Dance with the Devil in the pale moonlight

Header image for the article Dance with the Devil in the pale moonlight Credit: A24 (2015)
When mysterious and evil forces enter your life, what's a young girl to do?

Exiled from their town and shunned by their society, a small family tries to make a new life on a small farm in the middle of nowhere. Unfortunately, this is the 1630s in New England, and all the tales you’ve heard, of pacts with the Devil, of witches in the woods, of curses and foul crimes, are true.

The Witch mostly revolves around the family’s eldest daughter, Thomasin (played by Anya Taylor- Joy), as she tries to understand the strange things that are happening to her family. Her parents, played by former Game of Thrones actors Ralph Ineson and Kate Dickie, are little help as their eyes are clouded by grief and superstition.

All of the acting in the film, even that done by the young twins who can’t be more than six-years-old, is well done; although some of the editing was clearly fudged to make the accommodations always necessary when working with child actors. Ineson is especially believable as the proud and faithful Puritan father, desperately trying to save his family from the situation he got them into.

Along with the excellent acting, the movie also pays a great deal of attention to historical accuracy. Everything, from the clothing to the tools to the accents, is as accurate as possible to how things were in that time and place. Much of the script was lifted directly from historical records, which, while making it occasionally difficult to understand for anyone who doesn’t know a bit of Middle English or the Bible, helps with the immersion into the time.

While being billed as a horror movie, The Witch often feels more like a period piece. There are definite scenes that are frightening, and the musical score is typical of any horror film, but a great deal of the plot focuses more on the families suffering and drama than on witches and satanic rights. The twins provide the “creepy child” trope seen in so many horrors, and there are some strange things that happen, but the general feel of the movie is more “this is weird” than “I’m so scared I’m going to pee my pants.”

Aside from the lack of terror, the movie had few problems. Occasionally a scene might be longer than it should have been, or a cut poorly edited, but these instances are few and easily overlooked in light of the difficulties of filming a movie like this.
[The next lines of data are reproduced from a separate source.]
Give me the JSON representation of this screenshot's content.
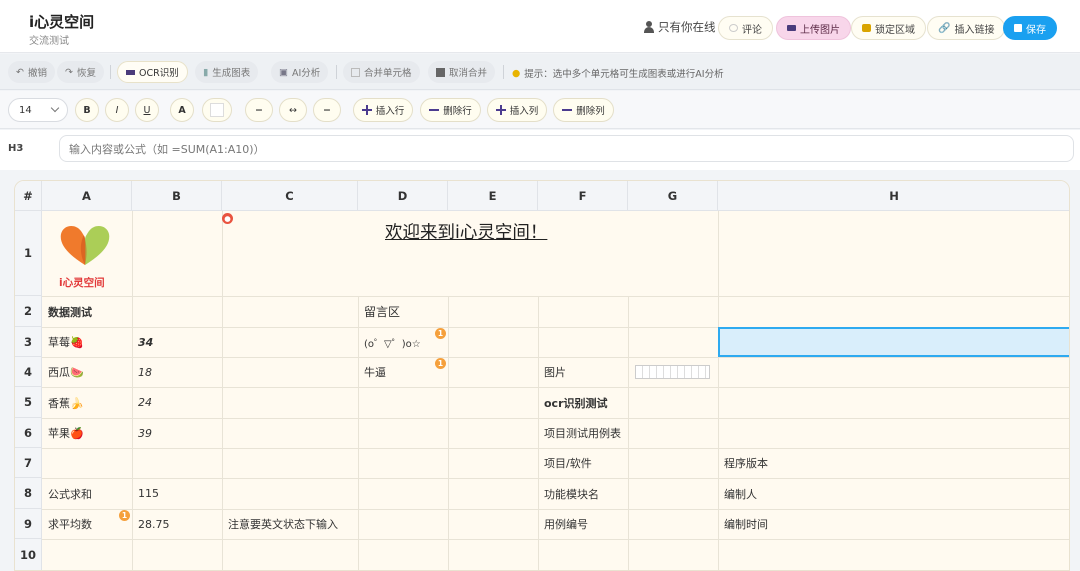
{
  "app": {
    "title": "i心灵空间",
    "subtitle": "交流测试"
  },
  "header": {
    "online_text": "只有你在线",
    "buttons": {
      "comment": "评论",
      "upload": "上传图片",
      "lock": "锁定区域",
      "link": "插入链接",
      "save": "保存"
    }
  },
  "toolbar": {
    "undo": "撤销",
    "redo": "恢复",
    "ocr": "OCR识别",
    "chart": "生成图表",
    "ai": "AI分析",
    "merge": "合并单元格",
    "unmerge": "取消合并",
    "hint": "提示：选中多个单元格可生成图表或进行AI分析"
  },
  "format": {
    "font_size": "14",
    "bold": "B",
    "italic": "I",
    "underline": "U",
    "font_color": "A",
    "border_minus": "−",
    "border_both": "↔",
    "border_minus2": "−",
    "insert_row": "插入行",
    "delete_row": "删除行",
    "insert_col": "插入列",
    "delete_col": "删除列"
  },
  "formula_bar": {
    "cell_ref": "H3",
    "placeholder": "输入内容或公式（如 =SUM(A1:A10)）"
  },
  "sheet": {
    "corner": "#",
    "columns": [
      "A",
      "B",
      "C",
      "D",
      "E",
      "F",
      "G",
      "H"
    ],
    "rows": [
      "1",
      "2",
      "3",
      "4",
      "5",
      "6",
      "7",
      "8",
      "9",
      "10"
    ],
    "logo_text": "i心灵空间",
    "banner": "欢迎来到i心灵空间！",
    "cells": {
      "A2": "数据测试",
      "D2": "留言区",
      "A3": "草莓🍓",
      "B3": "34",
      "D3": "(o゜▽゜)o☆",
      "A4": "西瓜🍉",
      "B4": "18",
      "D4": "牛逼",
      "F4": "图片",
      "A5": "香蕉🍌",
      "B5": "24",
      "F5": "ocr识别测试",
      "A6": "苹果🍎",
      "B6": "39",
      "F6": "项目测试用例表",
      "F7": "项目/软件",
      "H7": "程序版本",
      "A8": "公式求和",
      "B8": "115",
      "F8": "功能模块名",
      "H8": "编制人",
      "A9": "求平均数",
      "B9": "28.75",
      "C9": "注意要英文状态下输入",
      "F9": "用例编号",
      "H9": "编制时间"
    },
    "badges": {
      "D3": "1",
      "D4": "1",
      "A9": "1"
    }
  },
  "colors": {
    "accent": "#1aa0f0",
    "selection": "#2eaaf0",
    "upload_pink": "#f8d6ea"
  }
}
The movie never drags on, with a runtime that is appropriate for the story. Where other movies add filler to drag you to the two hour mark, The Witch tells its story in an hour and a half and ends when the story is over.

Overall, The Witch is a well done period drama with horror elements. Despite some awkward editing, the movie tells an interesting story and has actors with enough talent to make the tale truly fascinating. Just remember to read up on Job and his wife before sitting down.